● Exercise
Restating every entry exactly is the whole task.

● Element data from apps and pages
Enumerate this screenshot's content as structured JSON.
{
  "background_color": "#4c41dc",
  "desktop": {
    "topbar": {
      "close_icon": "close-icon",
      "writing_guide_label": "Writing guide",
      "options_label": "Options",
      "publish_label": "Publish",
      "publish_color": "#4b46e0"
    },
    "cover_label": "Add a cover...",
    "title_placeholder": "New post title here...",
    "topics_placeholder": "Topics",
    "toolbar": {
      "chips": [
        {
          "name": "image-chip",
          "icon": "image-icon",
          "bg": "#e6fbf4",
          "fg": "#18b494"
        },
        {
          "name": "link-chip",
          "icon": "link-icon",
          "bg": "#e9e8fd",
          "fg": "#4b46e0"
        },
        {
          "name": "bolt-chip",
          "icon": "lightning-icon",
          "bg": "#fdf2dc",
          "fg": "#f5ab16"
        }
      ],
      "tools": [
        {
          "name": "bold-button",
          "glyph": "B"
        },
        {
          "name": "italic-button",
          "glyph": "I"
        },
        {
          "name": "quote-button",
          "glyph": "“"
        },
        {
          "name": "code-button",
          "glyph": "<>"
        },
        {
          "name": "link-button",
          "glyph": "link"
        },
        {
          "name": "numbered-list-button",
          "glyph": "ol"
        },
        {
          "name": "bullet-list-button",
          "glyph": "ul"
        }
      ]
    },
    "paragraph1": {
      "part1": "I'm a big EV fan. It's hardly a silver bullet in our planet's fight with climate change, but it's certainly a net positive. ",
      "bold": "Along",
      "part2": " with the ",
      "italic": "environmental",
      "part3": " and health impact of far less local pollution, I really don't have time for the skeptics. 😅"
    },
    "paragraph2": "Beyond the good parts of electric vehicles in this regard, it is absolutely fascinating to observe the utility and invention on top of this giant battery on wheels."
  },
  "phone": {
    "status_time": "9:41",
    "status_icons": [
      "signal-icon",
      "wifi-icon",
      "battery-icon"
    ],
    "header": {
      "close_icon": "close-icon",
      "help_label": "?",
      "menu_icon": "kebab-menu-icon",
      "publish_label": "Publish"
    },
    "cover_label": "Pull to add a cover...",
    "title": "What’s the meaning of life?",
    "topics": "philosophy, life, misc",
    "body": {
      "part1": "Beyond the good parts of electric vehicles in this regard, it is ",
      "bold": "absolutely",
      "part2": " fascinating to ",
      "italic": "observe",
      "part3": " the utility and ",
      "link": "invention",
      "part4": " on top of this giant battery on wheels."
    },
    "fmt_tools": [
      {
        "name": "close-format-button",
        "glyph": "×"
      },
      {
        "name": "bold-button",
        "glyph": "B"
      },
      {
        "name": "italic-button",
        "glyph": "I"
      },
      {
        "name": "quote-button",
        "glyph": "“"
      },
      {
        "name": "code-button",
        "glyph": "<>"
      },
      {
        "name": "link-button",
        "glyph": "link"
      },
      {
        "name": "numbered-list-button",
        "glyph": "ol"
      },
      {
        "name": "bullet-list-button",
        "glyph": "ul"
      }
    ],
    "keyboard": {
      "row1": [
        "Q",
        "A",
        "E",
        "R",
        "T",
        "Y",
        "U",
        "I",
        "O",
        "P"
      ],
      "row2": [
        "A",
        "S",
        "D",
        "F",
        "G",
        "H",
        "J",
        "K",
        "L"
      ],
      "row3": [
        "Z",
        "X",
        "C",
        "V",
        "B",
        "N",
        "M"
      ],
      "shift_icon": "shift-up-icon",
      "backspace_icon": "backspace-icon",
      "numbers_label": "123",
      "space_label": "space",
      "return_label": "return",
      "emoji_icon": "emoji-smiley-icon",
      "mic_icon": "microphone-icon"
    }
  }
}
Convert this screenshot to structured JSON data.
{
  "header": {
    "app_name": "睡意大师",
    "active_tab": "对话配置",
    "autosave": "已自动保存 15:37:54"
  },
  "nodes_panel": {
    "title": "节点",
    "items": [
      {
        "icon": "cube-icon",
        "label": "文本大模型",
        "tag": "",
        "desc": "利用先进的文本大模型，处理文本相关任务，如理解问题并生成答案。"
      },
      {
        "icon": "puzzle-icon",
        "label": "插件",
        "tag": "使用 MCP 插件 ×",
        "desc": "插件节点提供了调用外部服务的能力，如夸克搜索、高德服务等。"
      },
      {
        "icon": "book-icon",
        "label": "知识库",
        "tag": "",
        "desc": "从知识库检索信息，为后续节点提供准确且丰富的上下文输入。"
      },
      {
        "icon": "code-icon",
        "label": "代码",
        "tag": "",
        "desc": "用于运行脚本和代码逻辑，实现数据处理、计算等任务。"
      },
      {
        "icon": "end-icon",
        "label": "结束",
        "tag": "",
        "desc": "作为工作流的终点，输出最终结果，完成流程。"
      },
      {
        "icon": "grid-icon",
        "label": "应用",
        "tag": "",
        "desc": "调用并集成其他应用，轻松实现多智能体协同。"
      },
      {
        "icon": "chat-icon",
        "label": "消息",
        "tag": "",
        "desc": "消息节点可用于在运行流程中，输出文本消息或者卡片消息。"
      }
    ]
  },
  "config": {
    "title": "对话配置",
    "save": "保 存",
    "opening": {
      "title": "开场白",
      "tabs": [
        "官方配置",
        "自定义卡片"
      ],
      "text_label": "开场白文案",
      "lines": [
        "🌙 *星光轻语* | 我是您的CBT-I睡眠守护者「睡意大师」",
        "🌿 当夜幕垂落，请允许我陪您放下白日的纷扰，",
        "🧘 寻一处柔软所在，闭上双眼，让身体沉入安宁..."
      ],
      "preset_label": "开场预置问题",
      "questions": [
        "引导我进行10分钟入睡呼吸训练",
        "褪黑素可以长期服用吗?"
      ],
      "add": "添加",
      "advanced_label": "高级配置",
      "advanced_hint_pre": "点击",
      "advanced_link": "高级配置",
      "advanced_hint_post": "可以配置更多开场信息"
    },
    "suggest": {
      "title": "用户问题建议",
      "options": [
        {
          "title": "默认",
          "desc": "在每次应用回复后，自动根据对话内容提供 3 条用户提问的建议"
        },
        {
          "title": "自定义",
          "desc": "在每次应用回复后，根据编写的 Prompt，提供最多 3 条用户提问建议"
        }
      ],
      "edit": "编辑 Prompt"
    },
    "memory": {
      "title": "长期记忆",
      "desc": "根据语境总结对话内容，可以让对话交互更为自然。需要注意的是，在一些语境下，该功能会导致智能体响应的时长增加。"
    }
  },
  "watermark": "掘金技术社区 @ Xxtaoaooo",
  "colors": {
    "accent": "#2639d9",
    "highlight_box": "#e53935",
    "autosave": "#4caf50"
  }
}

● Task solution
Enumerate this screenshot's content as structured JSON.
{
  "background_color": "#4c41dc",
  "desktop": {
    "topbar": {
      "close_icon": "close-icon",
      "writing_guide_label": "Writing guide",
      "options_label": "Options",
      "publish_label": "Publish",
      "publish_color": "#4b46e0"
    },
    "cover_label": "Add a cover...",
    "title_placeholder": "New post title here...",
    "topics_placeholder": "Topics",
    "toolbar": {
      "chips": [
        {
          "name": "image-chip",
          "icon": "image-icon",
          "bg": "#e6fbf4",
          "fg": "#18b494"
        },
        {
          "name": "link-chip",
          "icon": "link-icon",
          "bg": "#e9e8fd",
          "fg": "#4b46e0"
        },
        {
          "name": "bolt-chip",
          "icon": "lightning-icon",
          "bg": "#fdf2dc",
          "fg": "#f5ab16"
        }
      ],
      "tools": [
        {
          "name": "bold-button",
          "glyph": "B"
        },
        {
          "name": "italic-button",
          "glyph": "I"
        },
        {
          "name": "quote-button",
          "glyph": "“"
        },
        {
          "name": "code-button",
          "glyph": "<>"
        },
        {
          "name": "link-button",
          "glyph": "link"
        },
        {
          "name": "numbered-list-button",
          "glyph": "ol"
        },
        {
          "name": "bullet-list-button",
          "glyph": "ul"
        }
      ]
    },
    "paragraph1": {
      "part1": "I'm a big EV fan. It's hardly a silver bullet in our planet's fight with climate change, but it's certainly a net positive. ",
      "bold": "Along",
      "part2": " with the ",
      "italic": "environmental",
      "part3": " and health impact of far less local pollution, I really don't have time for the skeptics. 😅"
    },
    "paragraph2": "Beyond the good parts of electric vehicles in this regard, it is absolutely fascinating to observe the utility and invention on top of this giant battery on wheels."
  },
  "phone": {
    "status_time": "9:41",
    "status_icons": [
      "signal-icon",
      "wifi-icon",
      "battery-icon"
    ],
    "header": {
      "close_icon": "close-icon",
      "help_label": "?",
      "menu_icon": "kebab-menu-icon",
      "publish_label": "Publish"
    },
    "cover_label": "Pull to add a cover...",
    "title": "What’s the meaning of life?",
    "topics": "philosophy, life, misc",
    "body": {
      "part1": "Beyond the good parts of electric vehicles in this regard, it is ",
      "bold": "absolutely",
      "part2": " fascinating to ",
      "italic": "observe",
      "part3": " the utility and ",
      "link": "invention",
      "part4": " on top of this giant battery on wheels."
    },
    "fmt_tools": [
      {
        "name": "close-format-button",
        "glyph": "×"
      },
      {
        "name": "bold-button",
        "glyph": "B"
      },
      {
        "name": "italic-button",
        "glyph": "I"
      },
      {
        "name": "quote-button",
        "glyph": "“"
      },
      {
        "name": "code-button",
        "glyph": "<>"
      },
      {
        "name": "link-button",
        "glyph": "link"
      },
      {
        "name": "numbered-list-button",
        "glyph": "ol"
      },
      {
        "name": "bullet-list-button",
        "glyph": "ul"
      }
    ],
    "keyboard": {
      "row1": [
        "Q",
        "A",
        "E",
        "R",
        "T",
        "Y",
        "U",
        "I",
        "O",
        "P"
      ],
      "row2": [
        "A",
        "S",
        "D",
        "F",
        "G",
        "H",
        "J",
        "K",
        "L"
      ],
      "row3": [
        "Z",
        "X",
        "C",
        "V",
        "B",
        "N",
        "M"
      ],
      "shift_icon": "shift-up-icon",
      "backspace_icon": "backspace-icon",
      "numbers_label": "123",
      "space_label": "space",
      "return_label": "return",
      "emoji_icon": "emoji-smiley-icon",
      "mic_icon": "microphone-icon"
    }
  }
}
Convert this screenshot to structured JSON data.
{
  "header": {
    "app_name": "睡意大师",
    "active_tab": "对话配置",
    "autosave": "已自动保存 15:37:54"
  },
  "nodes_panel": {
    "title": "节点",
    "items": [
      {
        "icon": "cube-icon",
        "label": "文本大模型",
        "tag": "",
        "desc": "利用先进的文本大模型，处理文本相关任务，如理解问题并生成答案。"
      },
      {
        "icon": "puzzle-icon",
        "label": "插件",
        "tag": "使用 MCP 插件 ×",
        "desc": "插件节点提供了调用外部服务的能力，如夸克搜索、高德服务等。"
      },
      {
        "icon": "book-icon",
        "label": "知识库",
        "tag": "",
        "desc": "从知识库检索信息，为后续节点提供准确且丰富的上下文输入。"
      },
      {
        "icon": "code-icon",
        "label": "代码",
        "tag": "",
        "desc": "用于运行脚本和代码逻辑，实现数据处理、计算等任务。"
      },
      {
        "icon": "end-icon",
        "label": "结束",
        "tag": "",
        "desc": "作为工作流的终点，输出最终结果，完成流程。"
      },
      {
        "icon": "grid-icon",
        "label": "应用",
        "tag": "",
        "desc": "调用并集成其他应用，轻松实现多智能体协同。"
      },
      {
        "icon": "chat-icon",
        "label": "消息",
        "tag": "",
        "desc": "消息节点可用于在运行流程中，输出文本消息或者卡片消息。"
      }
    ]
  },
  "config": {
    "title": "对话配置",
    "save": "保 存",
    "opening": {
      "title": "开场白",
      "tabs": [
        "官方配置",
        "自定义卡片"
      ],
      "text_label": "开场白文案",
      "lines": [
        "🌙 *星光轻语* | 我是您的CBT-I睡眠守护者「睡意大师」",
        "🌿 当夜幕垂落，请允许我陪您放下白日的纷扰，",
        "🧘 寻一处柔软所在，闭上双眼，让身体沉入安宁..."
      ],
      "preset_label": "开场预置问题",
      "questions": [
        "引导我进行10分钟入睡呼吸训练",
        "褪黑素可以长期服用吗?"
      ],
      "add": "添加",
      "advanced_label": "高级配置",
      "advanced_hint_pre": "点击",
      "advanced_link": "高级配置",
      "advanced_hint_post": "可以配置更多开场信息"
    },
    "suggest": {
      "title": "用户问题建议",
      "options": [
        {
          "title": "默认",
          "desc": "在每次应用回复后，自动根据对话内容提供 3 条用户提问的建议"
        },
        {
          "title": "自定义",
          "desc": "在每次应用回复后，根据编写的 Prompt，提供最多 3 条用户提问建议"
        }
      ],
      "edit": "编辑 Prompt"
    },
    "memory": {
      "title": "长期记忆",
      "desc": "根据语境总结对话内容，可以让对话交互更为自然。需要注意的是，在一些语境下，该功能会导致智能体响应的时长增加。"
    }
  },
  "watermark": "掘金技术社区 @ Xxtaoaooo",
  "colors": {
    "accent": "#2639d9",
    "highlight_box": "#e53935",
    "autosave": "#4caf50"
  }
}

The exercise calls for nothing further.